US Gen Kurilla visits ISIS-linked families in Syrian camps

Central Command chief also meets Syrian Democratic Forces and discusses humanitarian and security challenges

Gen Michael Kurilla at Al Hol camp.
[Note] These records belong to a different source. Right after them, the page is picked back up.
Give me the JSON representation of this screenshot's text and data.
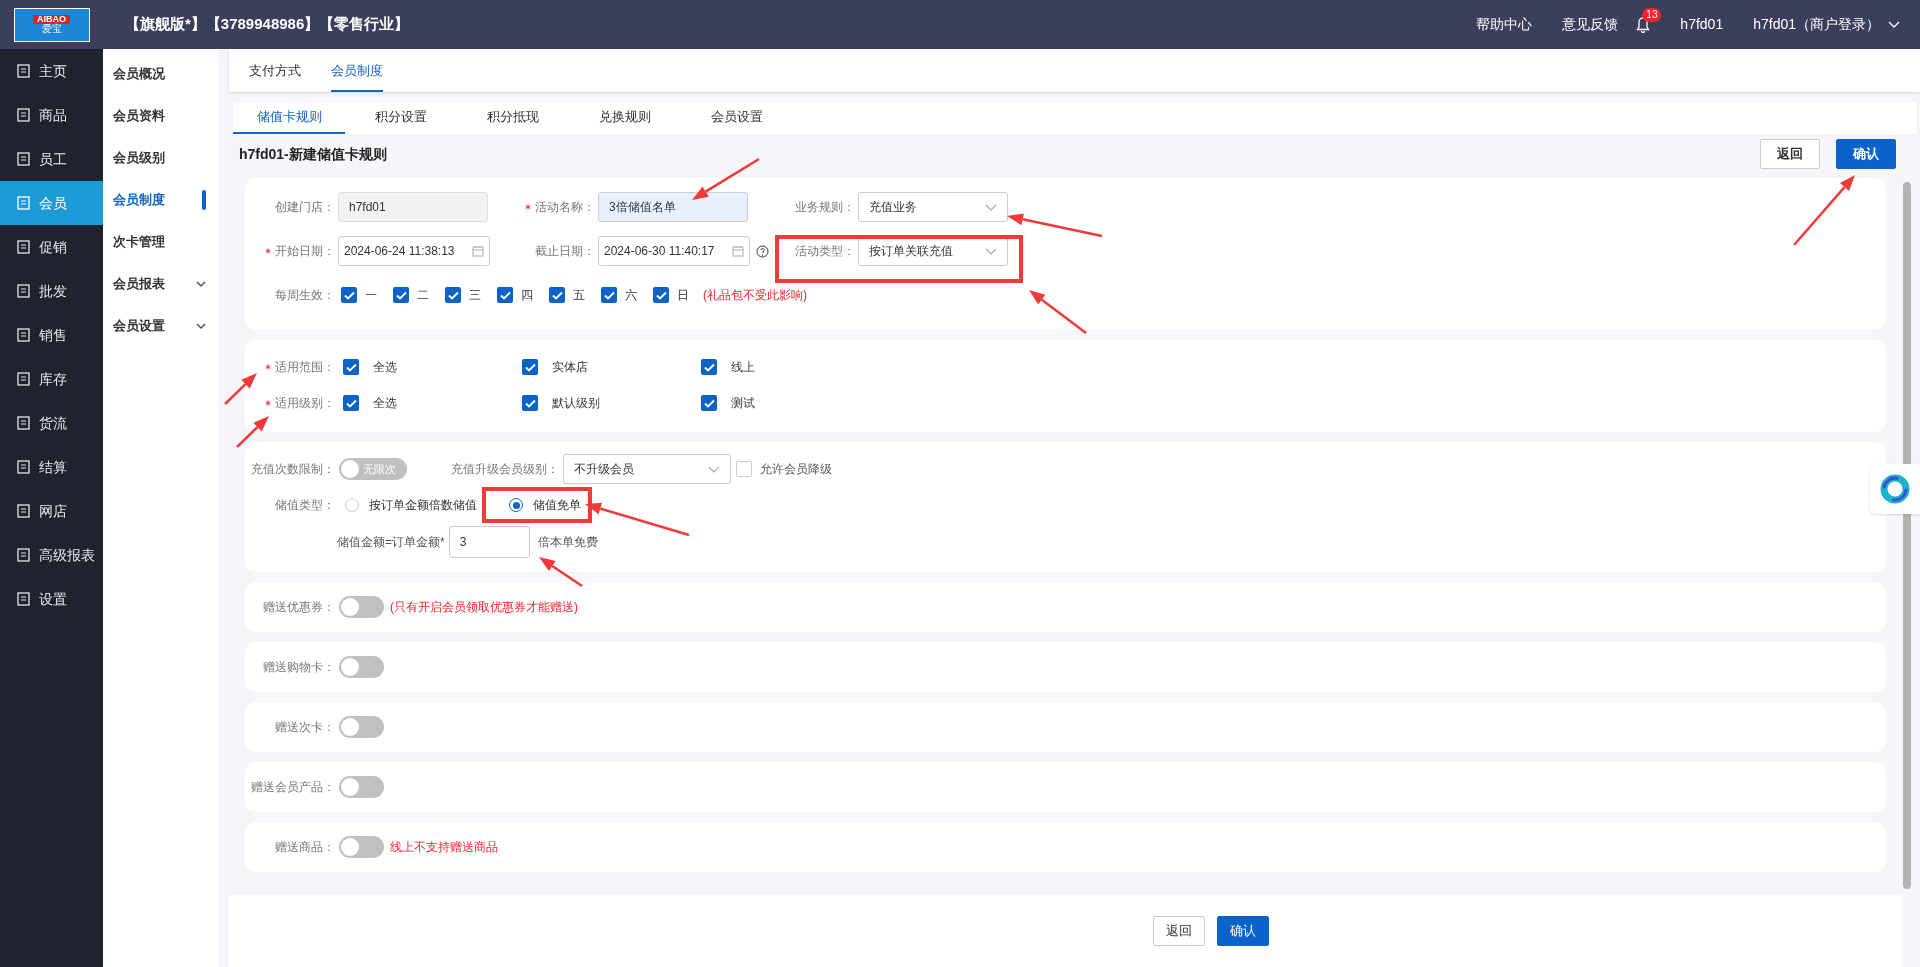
{
  "logo": {
    "text": "AIBAO",
    "subtext": "爱宝"
  },
  "header": {
    "title": "【旗舰版*】【3789948986】【零售行业】",
    "links": [
      "帮助中心",
      "意见反馈"
    ],
    "notification_count": "13",
    "user": "h7fd01",
    "account": "h7fd01（商户登录）"
  },
  "sidebar": {
    "items": [
      {
        "label": "主页",
        "selected": false
      },
      {
        "label": "商品",
        "selected": false
      },
      {
        "label": "员工",
        "selected": false
      },
      {
        "label": "会员",
        "selected": true
      },
      {
        "label": "促销",
        "selected": false
      },
      {
        "label": "批发",
        "selected": false
      },
      {
        "label": "销售",
        "selected": false
      },
      {
        "label": "库存",
        "selected": false
      },
      {
        "label": "货流",
        "selected": false
      },
      {
        "label": "结算",
        "selected": false
      },
      {
        "label": "网店",
        "selected": false
      },
      {
        "label": "高级报表",
        "selected": false
      },
      {
        "label": "设置",
        "selected": false
      }
    ]
  },
  "submenu": {
    "items": [
      {
        "label": "会员概况",
        "selected": false,
        "expandable": false
      },
      {
        "label": "会员资料",
        "selected": false,
        "expandable": false
      },
      {
        "label": "会员级别",
        "selected": false,
        "expandable": false
      },
      {
        "label": "会员制度",
        "selected": true,
        "expandable": false
      },
      {
        "label": "次卡管理",
        "selected": false,
        "expandable": false
      },
      {
        "label": "会员报表",
        "selected": false,
        "expandable": true
      },
      {
        "label": "会员设置",
        "selected": false,
        "expandable": true
      }
    ]
  },
  "top_tabs": [
    {
      "label": "支付方式",
      "selected": false
    },
    {
      "label": "会员制度",
      "selected": true
    }
  ],
  "sub_tabs": [
    {
      "label": "储值卡规则",
      "selected": true
    },
    {
      "label": "积分设置",
      "selected": false
    },
    {
      "label": "积分抵现",
      "selected": false
    },
    {
      "label": "兑换规则",
      "selected": false
    },
    {
      "label": "会员设置",
      "selected": false
    }
  ],
  "page_title": "h7fd01-新建储值卡规则",
  "header_actions": [
    {
      "label": "返回",
      "kind": "secondary"
    },
    {
      "label": "确认",
      "kind": "primary"
    }
  ],
  "basic_fields": [
    {
      "label": "创建门店：",
      "required": false,
      "kind": "readonly",
      "value": "h7fd01"
    },
    {
      "label": "活动名称：",
      "required": true,
      "kind": "highlight",
      "value": "3倍储值名单"
    },
    {
      "label": "业务规则：",
      "required": false,
      "kind": "select",
      "value": "充值业务"
    },
    {
      "label": "开始日期：",
      "required": true,
      "kind": "date",
      "value": "2024-06-24 11:38:13"
    },
    {
      "label": "截止日期：",
      "required": false,
      "kind": "date_help",
      "value": "2024-06-30 11:40:17"
    },
    {
      "label": "活动类型：",
      "required": false,
      "kind": "select",
      "value": "按订单关联充值"
    }
  ],
  "weekdays": {
    "label": "每周生效：",
    "days": [
      {
        "label": "一",
        "checked": true
      },
      {
        "label": "二",
        "checked": true
      },
      {
        "label": "三",
        "checked": true
      },
      {
        "label": "四",
        "checked": true
      },
      {
        "label": "五",
        "checked": true
      },
      {
        "label": "六",
        "checked": true
      },
      {
        "label": "日",
        "checked": true
      }
    ],
    "note": "(礼品包不受此影响)"
  },
  "scope_rows": [
    {
      "label": "适用范围：",
      "required": true,
      "options": [
        {
          "label": "全选",
          "checked": true
        },
        {
          "label": "实体店",
          "checked": true
        },
        {
          "label": "线上",
          "checked": true
        }
      ]
    },
    {
      "label": "适用级别：",
      "required": true,
      "options": [
        {
          "label": "全选",
          "checked": true
        },
        {
          "label": "默认级别",
          "checked": true
        },
        {
          "label": "测试",
          "checked": true
        }
      ]
    }
  ],
  "recharge": {
    "limit": {
      "label": "充值次数限制：",
      "on": false,
      "switch_text": "无限次"
    },
    "upgrade": {
      "label": "充值升级会员级别：",
      "value": "不升级会员"
    },
    "downgrade": {
      "label": "允许会员降级",
      "checked": false
    },
    "stored_type": {
      "label": "储值类型：",
      "options": [
        {
          "label": "按订单金额倍数储值",
          "selected": false
        },
        {
          "label": "储值免单",
          "selected": true
        }
      ]
    },
    "formula": {
      "label": "储值金额=订单金额*",
      "value": "3",
      "suffix": "倍本单免费"
    }
  },
  "gifts": [
    {
      "label": "赠送优惠券：",
      "on": false,
      "note": "(只有开启会员领取优惠券才能赠送)"
    },
    {
      "label": "赠送购物卡：",
      "on": false
    },
    {
      "label": "赠送次卡：",
      "on": false
    },
    {
      "label": "赠送会员产品：",
      "on": false
    },
    {
      "label": "赠送商品：",
      "on": false,
      "note": "线上不支持赠送商品"
    }
  ],
  "footer_actions": [
    {
      "label": "返回",
      "kind": "secondary"
    },
    {
      "label": "确认",
      "kind": "primary"
    }
  ]
}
Photo: US Central Command
Powered by automated translation

The US Central Command says Gen Michael Kurilla travelled to Syria where he visited Al Hol and Al Roj displacement camps that house tens of thousands of people with suspected links to ISIS.
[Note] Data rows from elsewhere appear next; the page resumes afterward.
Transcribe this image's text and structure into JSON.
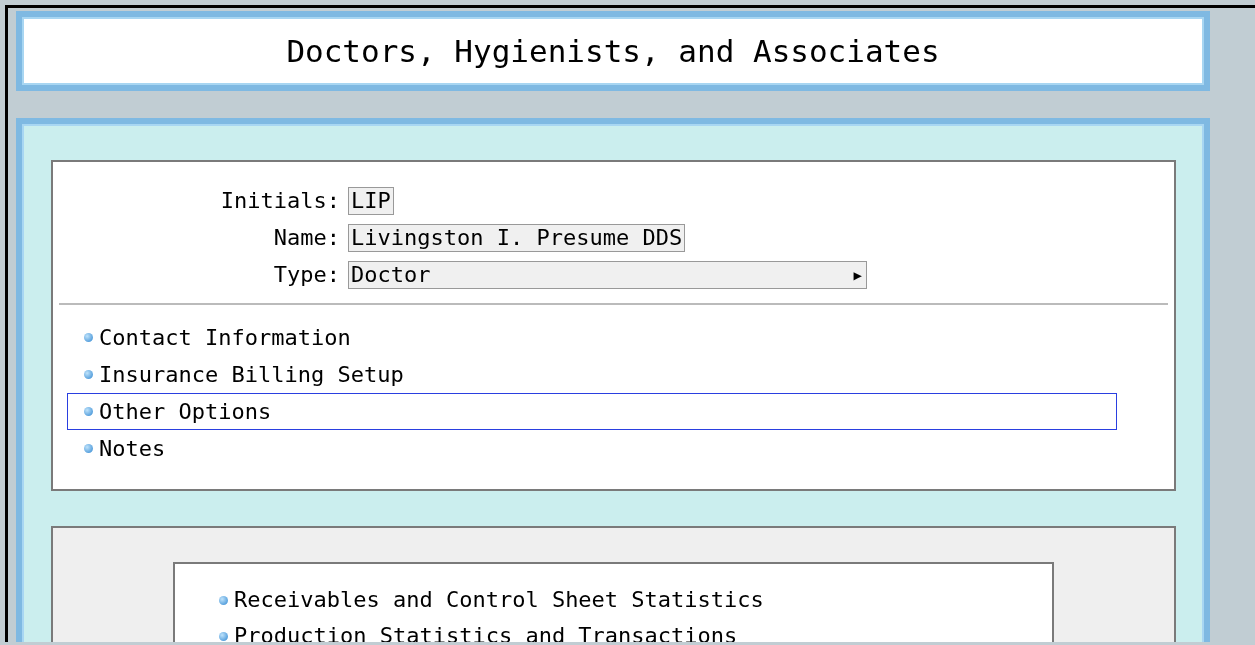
{
  "window": {
    "title": "Doctors, Hygienists, and Associates"
  },
  "fields": [
    {
      "kind": "text",
      "label": "Initials:",
      "value": "LIP"
    },
    {
      "kind": "text",
      "label": "Name:",
      "value": "Livingston I. Presume DDS"
    },
    {
      "kind": "select",
      "label": "Type:",
      "value": "Doctor",
      "arrow": "▶"
    }
  ],
  "options": [
    {
      "label": "Contact Information",
      "selected": false
    },
    {
      "label": "Insurance Billing Setup",
      "selected": false
    },
    {
      "label": "Other Options",
      "selected": true
    },
    {
      "label": "Notes",
      "selected": false
    }
  ],
  "statistics": [
    {
      "label": "Receivables and Control Sheet Statistics"
    },
    {
      "label": "Production Statistics and Transactions"
    }
  ]
}
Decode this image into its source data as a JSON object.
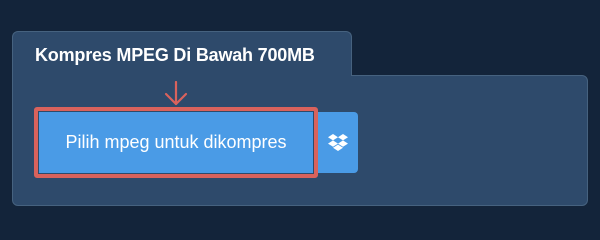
{
  "panel": {
    "title": "Kompres MPEG Di Bawah 700MB"
  },
  "upload": {
    "label": "Pilih mpeg untuk dikompres"
  },
  "icons": {
    "pointer": "arrow-down-icon",
    "dropbox": "dropbox-icon"
  },
  "colors": {
    "background": "#13243a",
    "panel": "#2e4a6b",
    "button": "#4a9be6",
    "highlight": "#d9625c"
  }
}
Centcom said the visits this week were to "observe first-hand the current humanitarian conditions ... rehabilitation and reintegration efforts to return residents to their countries of origin”.

Al Hol holds about 51,000 people, the vast majority of them women and children, including the wives, widows and other family members of ISIS extremists.

Most are Syrians and Iraqis but there are also about 8,000 women and children from 60 other nations who live in a part of the camp known as the Annex.

They are generally viewed as the strongest supporters of ISIS among the camp's residents.

"Our continuing multinational effort to repatriate the residents of the camps to their countries of origin not only enhances security and stability in the region but, more importantly, eases this humanitarian challenge," Gen Kurilla said.

"The United States, SDF [Syrian Democratic Forces] and the global coalition remain focused and committed on the enduring defeat of ISIS while addressing the humanitarian and security challenges at camps in north-east Syria.”

Gen Kurilla also met Kurdish SDF members and discussed the continuing campaign to defeat ISIS.

At Al Hol and Al Roj, both in the north-east of Syria, UN experts have highlighted “dire” conditions and “significant humanitarian hardship”. About two thirds of the camps' population are children.

The Kurdish-led administration in north-east Syria in June said it would begin the trials of thousands of suspected ISIS foreign members who have been languishing in prisons and camps for years.

The US-backed and Kurdish-led SDF is holding more than 10,000 captured ISIS fighters in about two dozen detention units, including 2,000 foreigners whose home countries have refused to repatriate them.

Authorities in north-eastern Syria have called on the US-led coalition to make clear where it stands on Turkish drone strikes that have killed and wounded dozens of Syrian-Kurdish fighters in the past several months.

The main Syrian-Kurdish armed group is allied with Turkey’s outlawed Kurdistan Workers’ Party (PKK), which has led an insurgency against Turkey since 1984 that has killed tens of thousands of people.

Turkey has declared the PKK a terrorist group.

Agencies contributed to this report

Updated: August 23, 2023, 10:58 AM